Exercise prompt: Write the entries below again, precisely as they appear.

Data for analysis:
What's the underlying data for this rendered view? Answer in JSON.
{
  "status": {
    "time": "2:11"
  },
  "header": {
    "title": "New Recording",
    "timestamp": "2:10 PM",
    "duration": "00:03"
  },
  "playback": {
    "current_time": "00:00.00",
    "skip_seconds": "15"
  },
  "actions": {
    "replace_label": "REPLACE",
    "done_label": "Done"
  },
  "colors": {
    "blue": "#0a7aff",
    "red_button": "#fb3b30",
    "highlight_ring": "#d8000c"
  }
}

Result for this task:
What's the underlying data for this rendered view? Answer in JSON.
{
  "status": {
    "time": "2:11"
  },
  "header": {
    "title": "New Recording",
    "timestamp": "2:10 PM",
    "duration": "00:03"
  },
  "playback": {
    "current_time": "00:00.00",
    "skip_seconds": "15"
  },
  "actions": {
    "replace_label": "REPLACE",
    "done_label": "Done"
  },
  "colors": {
    "blue": "#0a7aff",
    "red_button": "#fb3b30",
    "highlight_ring": "#d8000c"
  }
}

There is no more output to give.